Likewise, it is very difficult to take a critical distance over the technical functioning of the Private Office. As Henderson indicates in his Prologue, very little has been written about the subject – indeed he offers this as one of the motivations for writing the book. Once again, therefore, one has to take what he says at face value, especially when he discusses the Potsdam Conference and the Bevin years, since most protagonists are now dead and cannot therefore contradict him. The ‘educated’ public will no doubt be fascinated by this little-known office which works in such an unobtrusive way and yet can influence policy so strongly – or perhaps one should speak in the past tense, since Henderson clearly believes that his description is probably no longer valid, first because ‘the décor of the Private Secretaries’ room has changed and is no longer as shabby and stale as the stage-set of Agatha Christie’s Mousetrap’ (Epilogue), but above all because of the increasing influence of ‘special advisers’ not drawn from the Civil Service, but from the world of politics.

Finally, though Henderson is probably not aware of it, the book in fact tells us much more about him than anything or anybody else – this is in the nature of memoirs: what we have is not a first-degree reality, but a second-degree ‘reality’, reality as interpreted and consciously or unconsciously filtered by Henderson and recaptured in his volume. Though his affectionate loyalty to Bevin and Butler is in no doubt, it is equally clear that his favourite boss was Michael Stewart (Foreign Secretary, 1965-66 and 1968-70 – we learn that in the extremely useful appendix which lists all Foreign Secretaries from Eden, 1940-45 to Straw, 2001-present), the ‘Unsung Foreign Secretary’ as he calls him in the title of Chapter 8. Henderson only served under him for a few months in 1965, but it is obvious that they left a deep mark on him. With diplomatic diffidence, Henderson indirectly suggests where his preferences go: ‘Whilst avoiding the temptation to place the Foreign Secretaries I have known in some order of attainment, I cannot refrain from saying that I think Michael Stewart is one of the most underestimated, the result partly of his unassuming personality’. Most politicians today, he concludes in the Epilogue, are held in ‘widespread contempt’ because of their ‘evident vanity and personal ambition’ – but we are given to understand that British politics would have taken a totally different turn if in the hands of people like Michael Stewart. The book therefore offers more than a description of the Private Office – a reflection on the evolution of the political world since 1945, and here Henderson is no longer a chronicler, but becomes a moralist, who tells us far more on his own conception of political ethics than on the day-to-day functioning of Whitehall as seen by an ‘insider’. This ‘second-degree’ dimension of the book will be appreciated by readers interested in the ‘old school’ conception of the British political decision-making process as expounded by a proficient practitioner born in 1919 and trained in the tradition of the wartime and immediate post-war Civil Service.

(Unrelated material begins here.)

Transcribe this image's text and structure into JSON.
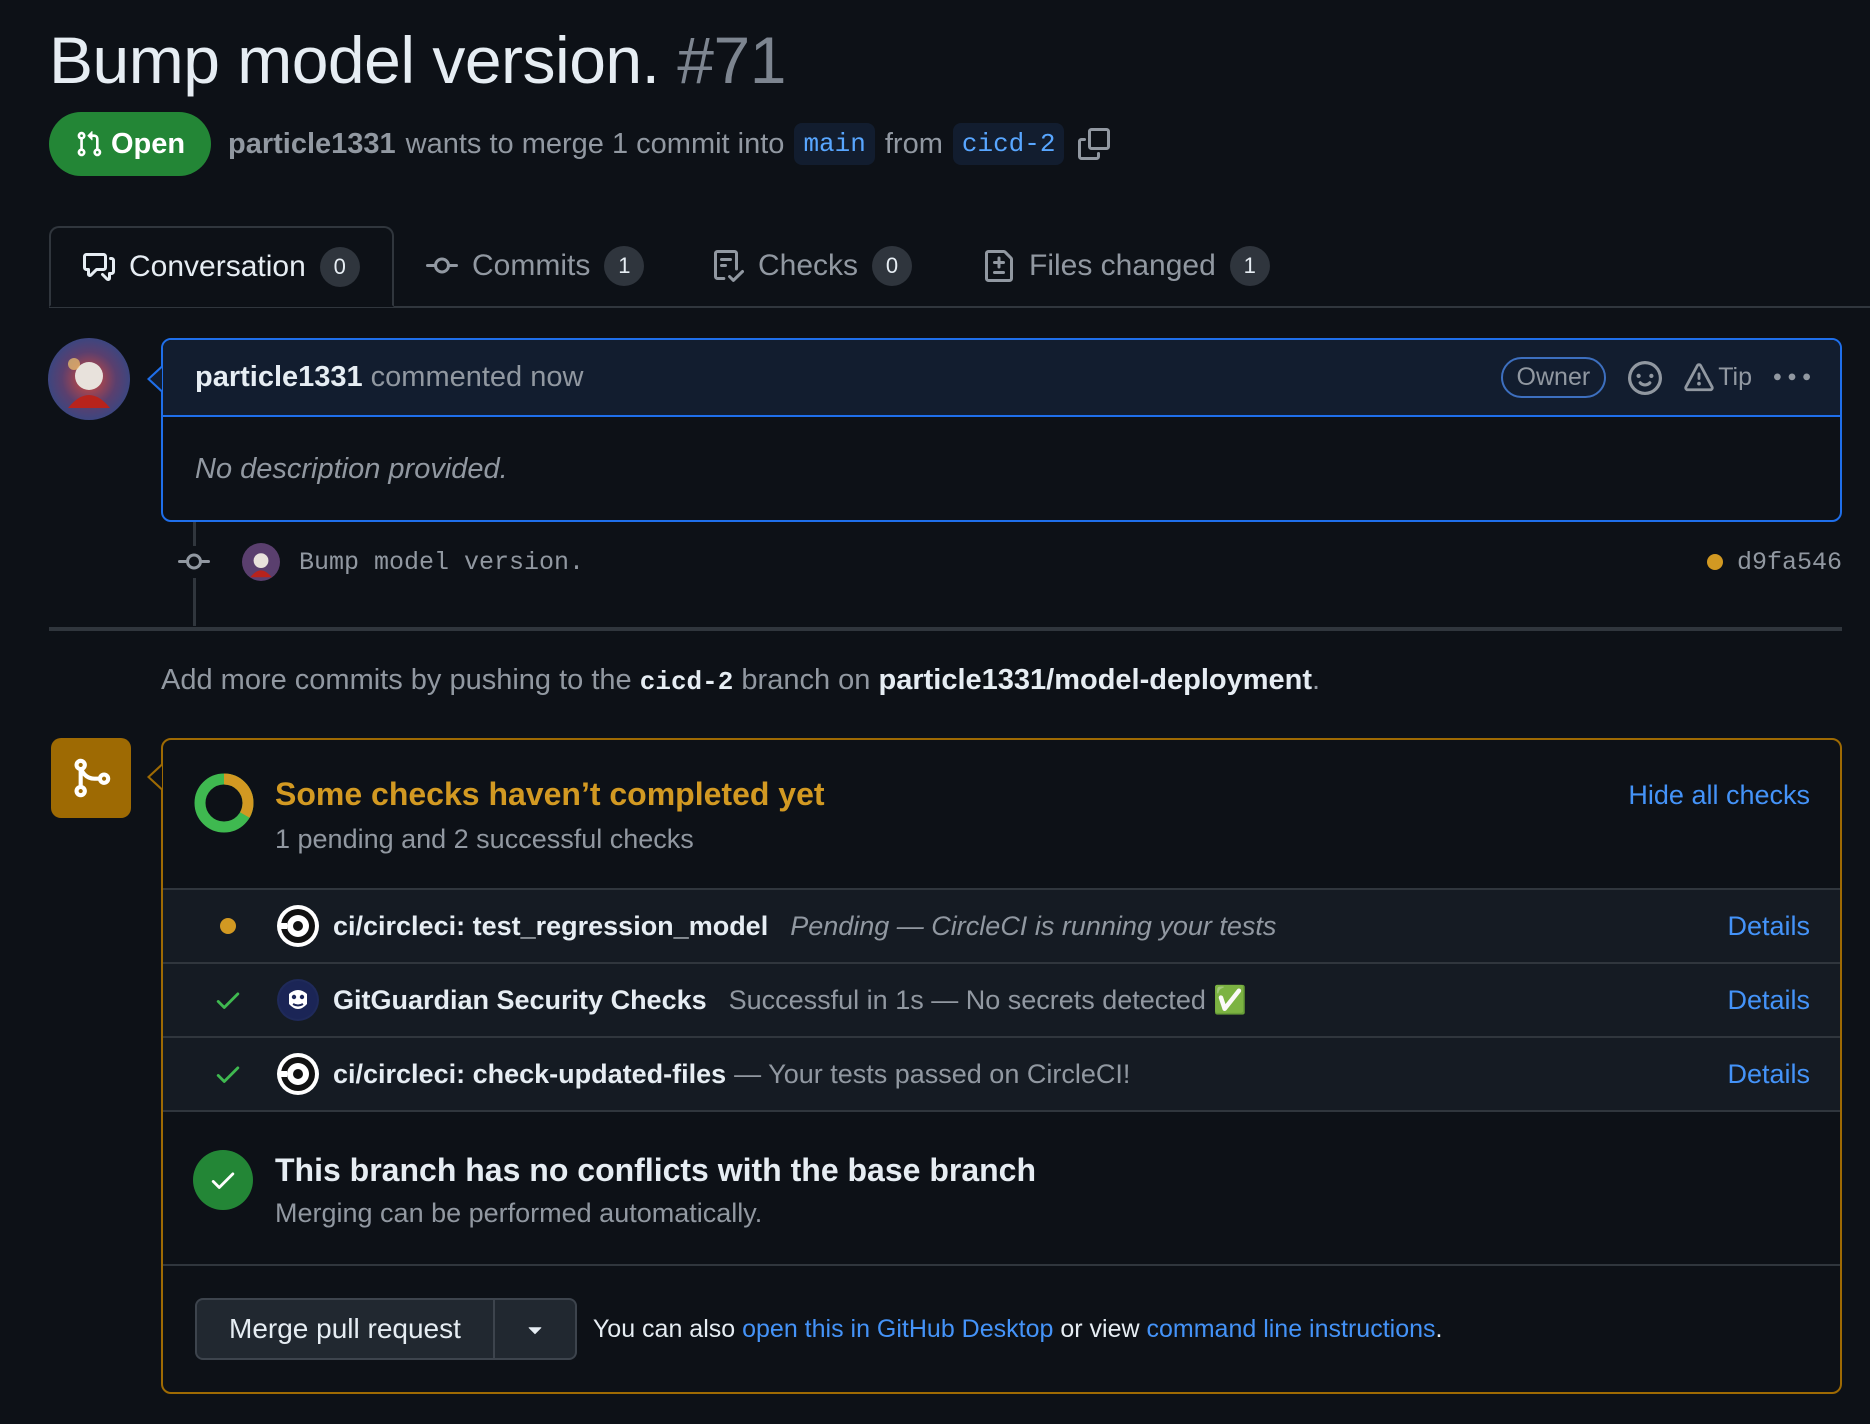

According once again to a proud tradition which seems to be losing ground every day, the book has benefited from exceptionally careful proof-reading (no doubt by the author himself), as not a single misprint has been detected – a very rare occurrence these days, which must of course be applauded by appreciative reviewers and readers.